Navy outlines plans for tech-centric weapons systems
- By Mark Pomerleau
- Feb 04, 2015
The beginning of a new year is not only tax season, but budget season as well, as President Obama unveiled his fiscal year 2016 budget earlier this week. Several agencies have been busy briefing the public on the funding their departments have requested for the next year and beyond. The Navy as also joined in, rolling out its Future Naval Capabilities Program Objective Memorandum 2016 New Starts at the Naval Future Force Science and Technology Expo today.
The Navy is keeping an eye focused on several key defensive systems, as indicated in its funded New Starts. Among them, the programs include Operational Planning Tool, Densified Propellant Fire from Enclosure – Confined Space Propulsion Technologies, Combined Electro-optical/Infrared Surveillance and Response System, Ship-launched Electronic Warfare Extended Endurance Decoy, Softkill Performance and Real-Time Assessment and Reactive Electronic Attack Measures.
The Operational Planning Tool is a task-centered mission-planning software that will assist in route changes and route planning. It includes an automated navigational system and is capable of extracting relevant command and control, navigation and technical data allowing for simpler decision making.

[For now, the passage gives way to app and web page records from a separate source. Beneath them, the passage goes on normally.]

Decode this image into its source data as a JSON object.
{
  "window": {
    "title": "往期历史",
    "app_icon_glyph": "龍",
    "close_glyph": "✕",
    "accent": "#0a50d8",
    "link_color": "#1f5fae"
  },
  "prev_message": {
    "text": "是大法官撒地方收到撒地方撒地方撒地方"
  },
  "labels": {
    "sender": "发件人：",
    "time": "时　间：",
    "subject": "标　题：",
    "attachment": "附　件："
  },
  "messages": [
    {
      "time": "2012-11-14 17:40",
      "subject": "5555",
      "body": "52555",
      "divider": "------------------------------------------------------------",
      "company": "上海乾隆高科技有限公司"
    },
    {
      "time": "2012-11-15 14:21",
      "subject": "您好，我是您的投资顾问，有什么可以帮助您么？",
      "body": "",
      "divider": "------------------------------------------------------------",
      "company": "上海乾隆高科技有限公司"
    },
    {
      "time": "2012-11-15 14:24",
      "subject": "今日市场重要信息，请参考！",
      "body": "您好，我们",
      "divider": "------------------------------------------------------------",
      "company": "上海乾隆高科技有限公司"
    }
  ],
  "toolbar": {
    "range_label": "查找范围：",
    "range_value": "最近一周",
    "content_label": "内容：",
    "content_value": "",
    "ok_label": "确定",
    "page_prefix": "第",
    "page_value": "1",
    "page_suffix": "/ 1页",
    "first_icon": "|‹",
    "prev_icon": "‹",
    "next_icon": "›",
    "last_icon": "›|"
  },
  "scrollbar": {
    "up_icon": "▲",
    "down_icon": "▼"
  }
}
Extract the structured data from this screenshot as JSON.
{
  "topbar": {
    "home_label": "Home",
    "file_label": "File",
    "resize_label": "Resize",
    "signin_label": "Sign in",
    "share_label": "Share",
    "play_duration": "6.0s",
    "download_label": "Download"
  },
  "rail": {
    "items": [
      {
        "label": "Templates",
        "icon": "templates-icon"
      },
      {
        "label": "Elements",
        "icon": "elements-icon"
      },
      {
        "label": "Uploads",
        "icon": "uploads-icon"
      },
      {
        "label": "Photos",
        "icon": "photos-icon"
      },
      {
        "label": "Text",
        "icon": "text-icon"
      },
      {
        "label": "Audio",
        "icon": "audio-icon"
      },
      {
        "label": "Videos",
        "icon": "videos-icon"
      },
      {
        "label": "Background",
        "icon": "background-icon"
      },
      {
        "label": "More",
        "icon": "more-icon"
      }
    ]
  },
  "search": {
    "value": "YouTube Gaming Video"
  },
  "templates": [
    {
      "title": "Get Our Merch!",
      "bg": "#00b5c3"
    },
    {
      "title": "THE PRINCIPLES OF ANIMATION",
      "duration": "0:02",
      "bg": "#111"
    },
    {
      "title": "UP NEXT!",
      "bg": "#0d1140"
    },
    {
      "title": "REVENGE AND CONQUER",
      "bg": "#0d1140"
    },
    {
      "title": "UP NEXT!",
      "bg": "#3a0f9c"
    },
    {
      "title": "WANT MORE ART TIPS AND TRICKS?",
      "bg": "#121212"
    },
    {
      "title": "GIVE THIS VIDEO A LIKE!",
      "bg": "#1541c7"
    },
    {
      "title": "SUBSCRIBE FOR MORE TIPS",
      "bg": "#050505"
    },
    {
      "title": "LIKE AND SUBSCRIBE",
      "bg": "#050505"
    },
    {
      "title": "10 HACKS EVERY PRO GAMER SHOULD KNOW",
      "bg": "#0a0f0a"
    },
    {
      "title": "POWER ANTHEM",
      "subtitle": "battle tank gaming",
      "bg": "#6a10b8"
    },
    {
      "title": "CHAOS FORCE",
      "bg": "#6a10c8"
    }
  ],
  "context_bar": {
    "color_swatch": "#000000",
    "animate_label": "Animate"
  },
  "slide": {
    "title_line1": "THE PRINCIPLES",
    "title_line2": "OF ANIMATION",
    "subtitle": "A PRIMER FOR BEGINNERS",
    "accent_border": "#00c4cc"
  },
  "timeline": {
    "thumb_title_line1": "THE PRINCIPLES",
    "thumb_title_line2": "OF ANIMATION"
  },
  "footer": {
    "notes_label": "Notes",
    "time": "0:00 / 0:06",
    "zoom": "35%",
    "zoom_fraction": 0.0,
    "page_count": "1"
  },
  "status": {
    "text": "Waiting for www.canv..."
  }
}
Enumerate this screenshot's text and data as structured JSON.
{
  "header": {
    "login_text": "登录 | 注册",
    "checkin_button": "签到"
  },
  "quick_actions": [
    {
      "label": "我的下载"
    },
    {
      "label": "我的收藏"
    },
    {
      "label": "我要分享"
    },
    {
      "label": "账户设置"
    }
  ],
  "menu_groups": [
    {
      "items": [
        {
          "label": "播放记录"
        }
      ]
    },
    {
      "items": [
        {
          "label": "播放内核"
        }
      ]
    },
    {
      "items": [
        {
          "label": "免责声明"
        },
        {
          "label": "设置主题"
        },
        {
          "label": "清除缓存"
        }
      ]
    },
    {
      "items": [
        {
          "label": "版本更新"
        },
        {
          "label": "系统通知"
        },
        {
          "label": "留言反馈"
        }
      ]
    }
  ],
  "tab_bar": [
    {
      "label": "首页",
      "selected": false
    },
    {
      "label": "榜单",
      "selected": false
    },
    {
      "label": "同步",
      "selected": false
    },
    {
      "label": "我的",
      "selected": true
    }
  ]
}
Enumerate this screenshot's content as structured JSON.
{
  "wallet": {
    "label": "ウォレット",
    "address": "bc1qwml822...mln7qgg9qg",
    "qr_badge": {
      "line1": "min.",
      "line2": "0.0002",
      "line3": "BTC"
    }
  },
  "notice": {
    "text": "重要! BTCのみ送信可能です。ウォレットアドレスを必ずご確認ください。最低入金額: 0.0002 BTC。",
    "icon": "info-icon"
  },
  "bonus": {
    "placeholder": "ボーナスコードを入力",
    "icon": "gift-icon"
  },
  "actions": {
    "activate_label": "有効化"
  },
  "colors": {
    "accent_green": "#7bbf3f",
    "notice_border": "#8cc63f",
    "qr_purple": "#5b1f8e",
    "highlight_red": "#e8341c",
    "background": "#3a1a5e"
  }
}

Densified Propellant Fire from Enclosure – Confined Space Propulsion Technologies benefit warfighters by providing fire from enclosure capability, confined space launching capability, improved urban warhead penetration with minimal weight increase, Navy officials said.
The Combined Electro-optical/Infrared Surveillance and Response System provides for enhanced detection of small boats, anti-ship weapons, periscopes and unmanned aircraft while also upgrading defense against electro-optical/infrared guided weapons sensors. Developers aimed to combine an EO/IR surveillance and response solution for use on ships to combine the kill chain of threat detection, identification, tracking, engagement and assessment of engagement effectiveness.
With the Ship-launched Electronic Warfare Extended Endurance Decoy, researchers also want to provide a ship-launched, rapid-detection, long-endurance, expendable flight vehicle that would support electronic warfare payloads. It will; help defend against pop-up and sustained missile attacks. Additionally, it can be outfitted on most ships.
Softkill Performance and Real-Time Assessment enables for real-time detection of threats and, in turn, real-time adjustments to counter such threats.
Reactive Electronic Attack Measures delivers detection and classification techniques for identifying waveform agile radar threats and responding automatically with electronic attacks. This will bolster electronic warfare defenses against unknown threats.
In addition to the funded New Starts, Dr. Thomas Killion, director of ONR’s Office of Technology, said at the Expo that the unfunded New Starts are also important because they demonstrate what the Navy will need in the future, adding that there will be opportunities in the future to provide funding for these areas. For example, the Navy has placed an emphasis on autonomous systems that they were not able to include in the funded New Starts. Such autonomous systems include Autonomous Unmanned Surface Vehicles for Mine Warfare Operations, which will reduce minefield clearance timelines via night operations and enable the use of low-bandwidth radio-frequency communications and Autonomous Reacquisition Manipulator System, an underwater system to detect and remove mines and improvised explosive devices.
Mark Pomerleau is a former editorial fellow with GCN and Defense Systems.